Alan Bennett writes: Beg pardon. I had thought there were faults on both sides. When the next lot comes I hope Messrs Latimer and Wright will be around to tell us why we did the proper thing there too. Bags not be in the same cave.
SIR: Michael Neve’s discussion of animal sexuality (LRB, 22 May) had its moments. Still, in his lust to score anti-American points, he makes a big cultural deal out of a phrase he fundamentally misunderstands. I refer here to his citation of Bettyann Kevles’s sentence: ‘This checking-out period is called courtship.’ Whereupon, the overheated Neve writes: ‘Life is now a teeming Holiday Inn.’ Unless I’m seriously mistaken, ‘check out’ doesn’t have anything to do with dying: rather, it means ‘to inspect’ or ‘to examine’ something. Thus the pedestrian in New York is bombarded with requests from street vendors to ‘check out’ their wares. I don’t imagine George Orwell or Dwight Macdonald would have been ecstatic about this particular usage, but it’s hardly a linguistic atrocity. More importantly, Mr Neve just doesn’t know what he’s talking about. Neve’s anti-Americanism continues to get him into trouble. Later on in his review he writes: ‘Personally, I’m less and less convinced, but I am writing with a sense of dreading America that sometimes overtakes the all too measurable European.’ I can’t for the life of me figure out what that sentence means, but I do know that it’s an example of bad, pretentious writing.
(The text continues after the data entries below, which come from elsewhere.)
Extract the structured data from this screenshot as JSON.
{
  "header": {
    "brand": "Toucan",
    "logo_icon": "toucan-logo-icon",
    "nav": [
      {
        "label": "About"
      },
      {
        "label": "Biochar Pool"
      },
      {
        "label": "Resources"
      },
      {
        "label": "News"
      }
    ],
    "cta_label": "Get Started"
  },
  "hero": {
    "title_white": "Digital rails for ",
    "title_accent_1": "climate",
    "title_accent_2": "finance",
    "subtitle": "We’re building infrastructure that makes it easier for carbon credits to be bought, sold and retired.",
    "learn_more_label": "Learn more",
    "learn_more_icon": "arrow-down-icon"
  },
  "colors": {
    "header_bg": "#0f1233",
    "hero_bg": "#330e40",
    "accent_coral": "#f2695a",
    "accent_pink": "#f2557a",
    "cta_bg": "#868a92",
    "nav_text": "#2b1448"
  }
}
When an American offers to check out of a hotel, he is not deemed to be offering to investigate it.
Editor, ‘London Review’
SIR: I read with interest the article ‘1086, 1866, 1986 and all that’ by John Dodgson (LRB, 22 May). In it there was a brief reference to the BBC Domesday Project which implied that it was a kind of event at Wembley. The Project is in fact a new survey of the United Kingdom involving about a million people which will be issued on two interactive videodiscs.
BBC Television, Bilton House, 54-58 Uxbridge Road, London W5 2ST